It doesn’t take too much to look at places like Japan or South Korea where they have excellent mass transit services, but at the same are countries that build automobiles and motorcycles such as Toyota, Nissan, Mitsubishi, Kawasaki, Hyundai or Kia for their domestic markets as well as export.
But what differs from the US is that in places like Japan and Korea, those said automakers are also makers of railcars, such as Mitsubishi and Kawasaki Heavy Industries and Hyundai Rotem making rail cars at the same time as their other departments within their corporation makes cars or motorcycles.
And it also should be noted that even oil producing countries such as UAE, Kuwait, Saudi Arabia, and Indonesia have invested heavily in mass transit systems while extracting petroleum.
But what differs from the US is that in places like UAE, Kuwait, and Saudi Arabia re-invests the profits earned through oil sales into real estate development and mass transit.
So what can be inferred here is that we need to move towards a society where it’s not General Motors or Chevron being against mass transit, but working together as a team where they work to improve mass transit in America. We can still continue to make cars and keep digging for oil while at the same time making mass transit better. All you need to do is look at how Japan, South Korea, UAE, Kuwait and Saudi Arabia does exactly that.
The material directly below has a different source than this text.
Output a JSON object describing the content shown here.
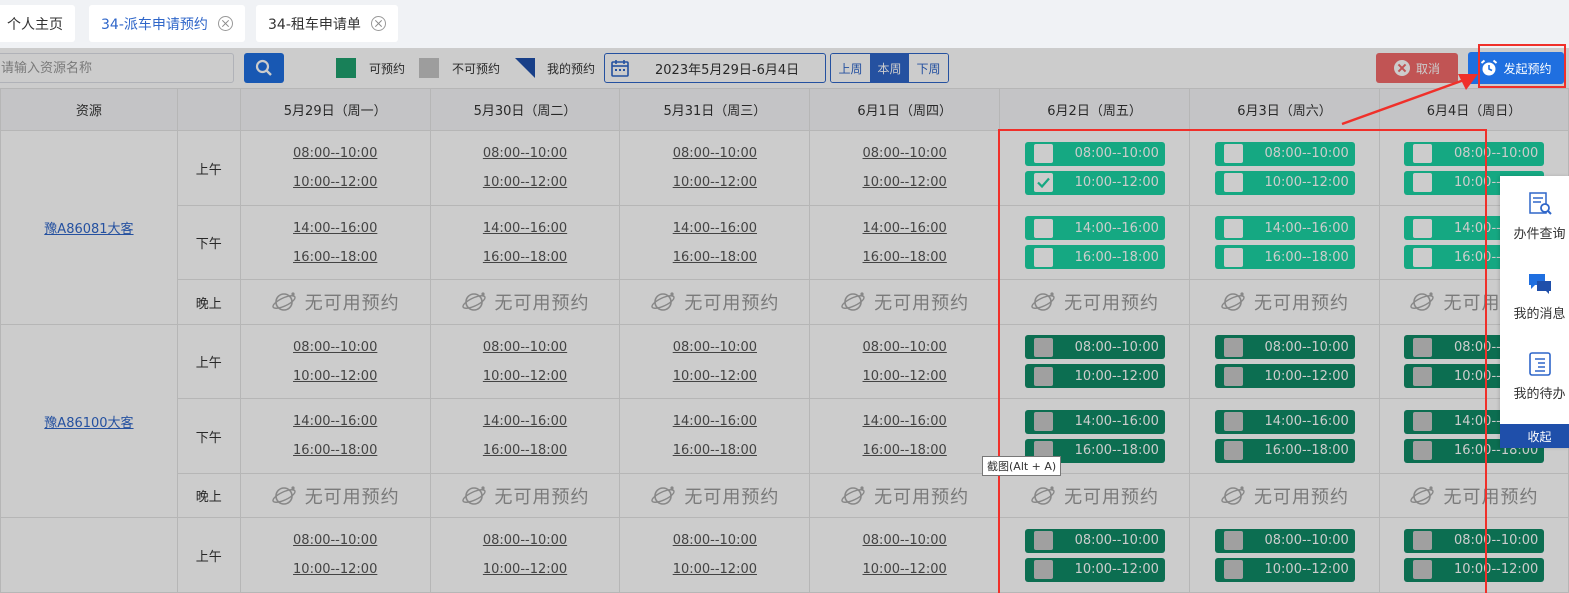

Expo is just too slow to really get a lot of choice riders who often drive on the train. At an average speed of less than 18 mph, it just doesn’t go fast enough to get people who work Downtown on board as it is faster to drive on the freeway. Phase II will make Expo faster overall, but it will still be just below 20 mph. We shouldn’t really be building transit that doesn’t travel at least 25 mph much less 20 mph.
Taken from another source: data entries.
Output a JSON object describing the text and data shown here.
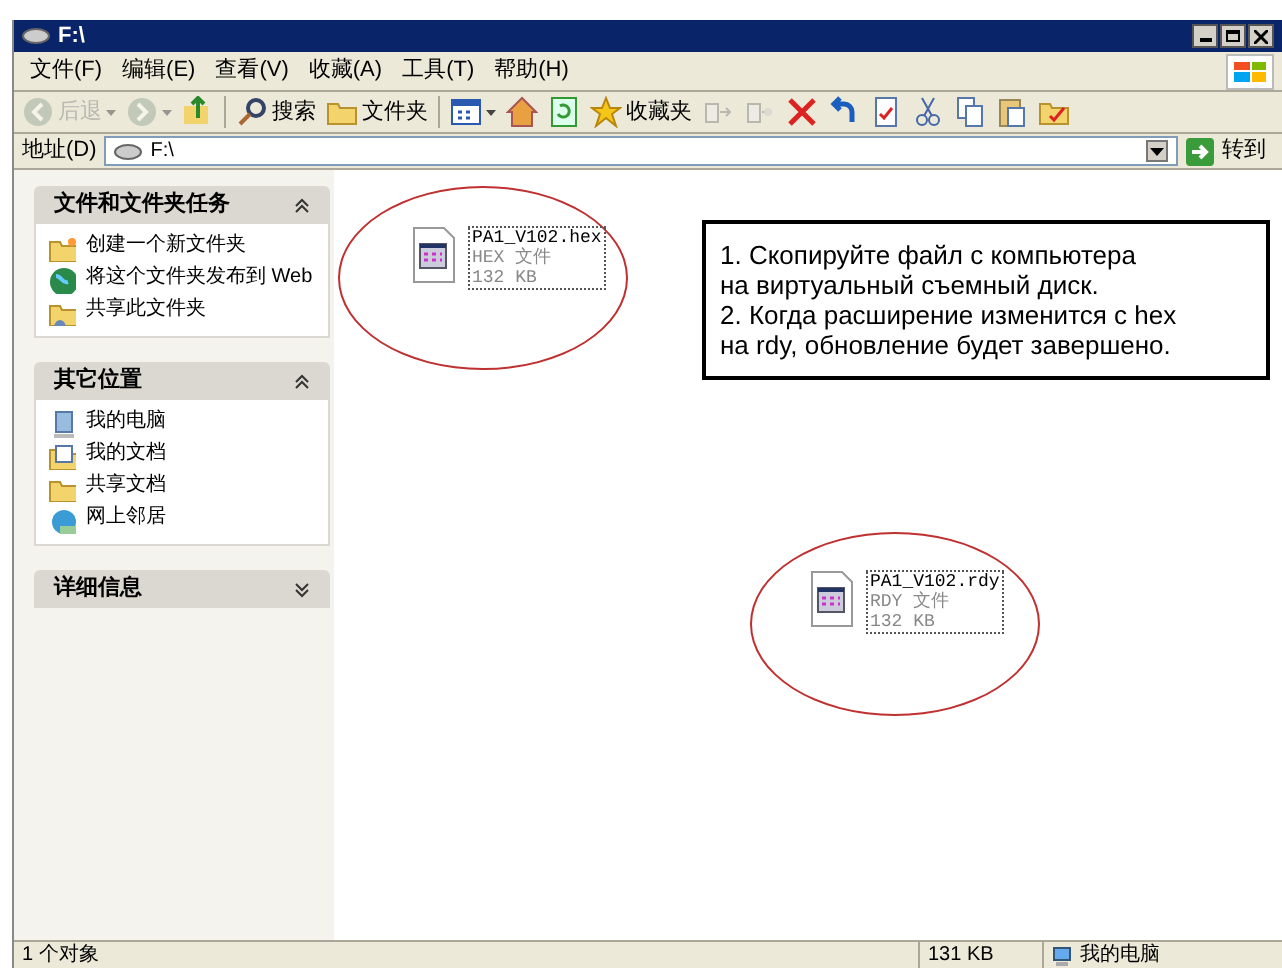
{
  "window": {
    "title": "F:\\"
  },
  "menu": [
    {
      "label": "文件(F)"
    },
    {
      "label": "编辑(E)"
    },
    {
      "label": "查看(V)"
    },
    {
      "label": "收藏(A)"
    },
    {
      "label": "工具(T)"
    },
    {
      "label": "帮助(H)"
    }
  ],
  "toolbar": [
    {
      "kind": "back",
      "label": "后退",
      "disabled": true
    },
    {
      "kind": "forward",
      "disabled": true
    },
    {
      "kind": "up"
    },
    {
      "kind": "sep"
    },
    {
      "kind": "search",
      "label": "搜索"
    },
    {
      "kind": "folders",
      "label": "文件夹"
    },
    {
      "kind": "sep"
    },
    {
      "kind": "views"
    },
    {
      "kind": "home"
    },
    {
      "kind": "refresh"
    },
    {
      "kind": "favorites",
      "label": "收藏夹"
    },
    {
      "kind": "moveto",
      "disabled": true
    },
    {
      "kind": "copyto",
      "disabled": true
    },
    {
      "kind": "delete"
    },
    {
      "kind": "undo"
    },
    {
      "kind": "properties"
    },
    {
      "kind": "cut"
    },
    {
      "kind": "copy"
    },
    {
      "kind": "paste"
    },
    {
      "kind": "note"
    }
  ],
  "address": {
    "label": "地址(D)",
    "value": "F:\\",
    "go": "转到"
  },
  "sidebar": [
    {
      "title": "文件和文件夹任务",
      "expanded": true,
      "items": [
        {
          "kind": "newfolder",
          "label": "创建一个新文件夹"
        },
        {
          "kind": "web",
          "label": "将这个文件夹发布到 Web"
        },
        {
          "kind": "share",
          "label": "共享此文件夹"
        }
      ]
    },
    {
      "title": "其它位置",
      "expanded": true,
      "items": [
        {
          "kind": "computer",
          "label": "我的电脑"
        },
        {
          "kind": "documents",
          "label": "我的文档"
        },
        {
          "kind": "folder",
          "label": "共享文档"
        },
        {
          "kind": "network",
          "label": "网上邻居"
        }
      ]
    },
    {
      "title": "详细信息",
      "expanded": false
    }
  ],
  "files": [
    {
      "name": "PA1_V102.hex",
      "type": "HEX 文件",
      "size": "132 KB"
    },
    {
      "name": "PA1_V102.rdy",
      "type": "RDY 文件",
      "size": "132 KB"
    }
  ],
  "annotation": [
    "1. Скопируйте файл с компьютера",
    "на виртуальный съемный диск.",
    "2. Когда расширение изменится с hex",
    "на rdy, обновление будет завершено."
  ],
  "status_bar": {
    "objects": "1 个对象",
    "size": "131 KB",
    "location": "我的电脑"
  }
}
The speed is right around national average, NYC subway is about 16 mph average (system wide) and much of Europe operates at the same average speed, between 14 mph – 17 mph.
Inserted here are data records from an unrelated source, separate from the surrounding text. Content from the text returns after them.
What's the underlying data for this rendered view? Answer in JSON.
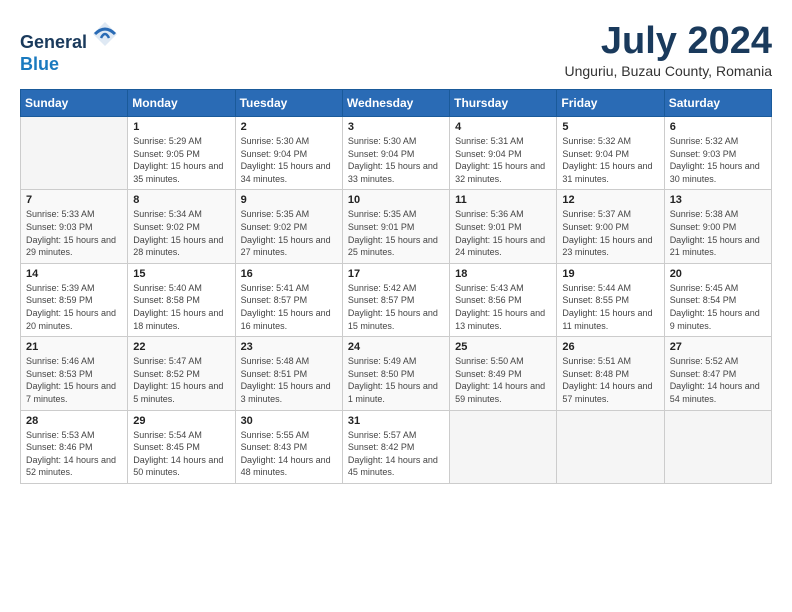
{
  "logo": {
    "line1": "General",
    "line2": "Blue"
  },
  "header": {
    "month": "July 2024",
    "location": "Unguriu, Buzau County, Romania"
  },
  "weekdays": [
    "Sunday",
    "Monday",
    "Tuesday",
    "Wednesday",
    "Thursday",
    "Friday",
    "Saturday"
  ],
  "weeks": [
    [
      {
        "day": "",
        "sunrise": "",
        "sunset": "",
        "daylight": ""
      },
      {
        "day": "1",
        "sunrise": "Sunrise: 5:29 AM",
        "sunset": "Sunset: 9:05 PM",
        "daylight": "Daylight: 15 hours and 35 minutes."
      },
      {
        "day": "2",
        "sunrise": "Sunrise: 5:30 AM",
        "sunset": "Sunset: 9:04 PM",
        "daylight": "Daylight: 15 hours and 34 minutes."
      },
      {
        "day": "3",
        "sunrise": "Sunrise: 5:30 AM",
        "sunset": "Sunset: 9:04 PM",
        "daylight": "Daylight: 15 hours and 33 minutes."
      },
      {
        "day": "4",
        "sunrise": "Sunrise: 5:31 AM",
        "sunset": "Sunset: 9:04 PM",
        "daylight": "Daylight: 15 hours and 32 minutes."
      },
      {
        "day": "5",
        "sunrise": "Sunrise: 5:32 AM",
        "sunset": "Sunset: 9:04 PM",
        "daylight": "Daylight: 15 hours and 31 minutes."
      },
      {
        "day": "6",
        "sunrise": "Sunrise: 5:32 AM",
        "sunset": "Sunset: 9:03 PM",
        "daylight": "Daylight: 15 hours and 30 minutes."
      }
    ],
    [
      {
        "day": "7",
        "sunrise": "Sunrise: 5:33 AM",
        "sunset": "Sunset: 9:03 PM",
        "daylight": "Daylight: 15 hours and 29 minutes."
      },
      {
        "day": "8",
        "sunrise": "Sunrise: 5:34 AM",
        "sunset": "Sunset: 9:02 PM",
        "daylight": "Daylight: 15 hours and 28 minutes."
      },
      {
        "day": "9",
        "sunrise": "Sunrise: 5:35 AM",
        "sunset": "Sunset: 9:02 PM",
        "daylight": "Daylight: 15 hours and 27 minutes."
      },
      {
        "day": "10",
        "sunrise": "Sunrise: 5:35 AM",
        "sunset": "Sunset: 9:01 PM",
        "daylight": "Daylight: 15 hours and 25 minutes."
      },
      {
        "day": "11",
        "sunrise": "Sunrise: 5:36 AM",
        "sunset": "Sunset: 9:01 PM",
        "daylight": "Daylight: 15 hours and 24 minutes."
      },
      {
        "day": "12",
        "sunrise": "Sunrise: 5:37 AM",
        "sunset": "Sunset: 9:00 PM",
        "daylight": "Daylight: 15 hours and 23 minutes."
      },
      {
        "day": "13",
        "sunrise": "Sunrise: 5:38 AM",
        "sunset": "Sunset: 9:00 PM",
        "daylight": "Daylight: 15 hours and 21 minutes."
      }
    ],
    [
      {
        "day": "14",
        "sunrise": "Sunrise: 5:39 AM",
        "sunset": "Sunset: 8:59 PM",
        "daylight": "Daylight: 15 hours and 20 minutes."
      },
      {
        "day": "15",
        "sunrise": "Sunrise: 5:40 AM",
        "sunset": "Sunset: 8:58 PM",
        "daylight": "Daylight: 15 hours and 18 minutes."
      },
      {
        "day": "16",
        "sunrise": "Sunrise: 5:41 AM",
        "sunset": "Sunset: 8:57 PM",
        "daylight": "Daylight: 15 hours and 16 minutes."
      },
      {
        "day": "17",
        "sunrise": "Sunrise: 5:42 AM",
        "sunset": "Sunset: 8:57 PM",
        "daylight": "Daylight: 15 hours and 15 minutes."
      },
      {
        "day": "18",
        "sunrise": "Sunrise: 5:43 AM",
        "sunset": "Sunset: 8:56 PM",
        "daylight": "Daylight: 15 hours and 13 minutes."
      },
      {
        "day": "19",
        "sunrise": "Sunrise: 5:44 AM",
        "sunset": "Sunset: 8:55 PM",
        "daylight": "Daylight: 15 hours and 11 minutes."
      },
      {
        "day": "20",
        "sunrise": "Sunrise: 5:45 AM",
        "sunset": "Sunset: 8:54 PM",
        "daylight": "Daylight: 15 hours and 9 minutes."
      }
    ],
    [
      {
        "day": "21",
        "sunrise": "Sunrise: 5:46 AM",
        "sunset": "Sunset: 8:53 PM",
        "daylight": "Daylight: 15 hours and 7 minutes."
      },
      {
        "day": "22",
        "sunrise": "Sunrise: 5:47 AM",
        "sunset": "Sunset: 8:52 PM",
        "daylight": "Daylight: 15 hours and 5 minutes."
      },
      {
        "day": "23",
        "sunrise": "Sunrise: 5:48 AM",
        "sunset": "Sunset: 8:51 PM",
        "daylight": "Daylight: 15 hours and 3 minutes."
      },
      {
        "day": "24",
        "sunrise": "Sunrise: 5:49 AM",
        "sunset": "Sunset: 8:50 PM",
        "daylight": "Daylight: 15 hours and 1 minute."
      },
      {
        "day": "25",
        "sunrise": "Sunrise: 5:50 AM",
        "sunset": "Sunset: 8:49 PM",
        "daylight": "Daylight: 14 hours and 59 minutes."
      },
      {
        "day": "26",
        "sunrise": "Sunrise: 5:51 AM",
        "sunset": "Sunset: 8:48 PM",
        "daylight": "Daylight: 14 hours and 57 minutes."
      },
      {
        "day": "27",
        "sunrise": "Sunrise: 5:52 AM",
        "sunset": "Sunset: 8:47 PM",
        "daylight": "Daylight: 14 hours and 54 minutes."
      }
    ],
    [
      {
        "day": "28",
        "sunrise": "Sunrise: 5:53 AM",
        "sunset": "Sunset: 8:46 PM",
        "daylight": "Daylight: 14 hours and 52 minutes."
      },
      {
        "day": "29",
        "sunrise": "Sunrise: 5:54 AM",
        "sunset": "Sunset: 8:45 PM",
        "daylight": "Daylight: 14 hours and 50 minutes."
      },
      {
        "day": "30",
        "sunrise": "Sunrise: 5:55 AM",
        "sunset": "Sunset: 8:43 PM",
        "daylight": "Daylight: 14 hours and 48 minutes."
      },
      {
        "day": "31",
        "sunrise": "Sunrise: 5:57 AM",
        "sunset": "Sunset: 8:42 PM",
        "daylight": "Daylight: 14 hours and 45 minutes."
      },
      {
        "day": "",
        "sunrise": "",
        "sunset": "",
        "daylight": ""
      },
      {
        "day": "",
        "sunrise": "",
        "sunset": "",
        "daylight": ""
      },
      {
        "day": "",
        "sunrise": "",
        "sunset": "",
        "daylight": ""
      }
    ]
  ]
}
I think if Metro was given ROW downtown and neglected 1/3 of the stops at USC (3 stops for 1 school… ) it wouldn’t seem as sluggish. I never consider how slow we’re going until I pass the Galen center and the train inches along frustratingly.
NYC has express trains though and Manhattan isn’t really comparable since driving isn’t as much of an option. Same for most of Europe. In spread out Los Angeles, people expect to cover more ground.
@Matt New York has express trains that run through every borough except Staten Island, their system average is still ~16 mph and no system in Europe or elsewhere in the world has express rail service.
Fair point regarding metro size comparison. I wonder how cities rank with regards to travel time on the longest segment. It used to take me 2.5 hours to go from the top of the Bronx to Rockaway Beach. Azusa to Long Beach… that’ll be a long ride
I couldn’t agree with you more! The EXPO Line is way too slow, especially around the Fartdale (Farndale) station. This line really needs signal proirity!
My mind just wonder … If a clear mind like the ones that reflect their opinions or all the people involved in changes and new creations of transportation system lived their cars home and practice what they preach or their juicy salaries created a arrogance as to create a system “for the low wages people” that don’t even have a car.
In my opinion, It would be better to give employees, especially government workers, transit passes and provide them with a government car, when needed and ONLY while actually on the job, than to provide them with all the parking that is associated with those jobs. If they need a car, while on the job, then we should provide it, but ONLY while they are on the job and NOT permit them to take that car home, except in the event of extreme emergancy such as after an earthquake or other natural disaster when public transit is more likely to be disrupted and this should include polititions too.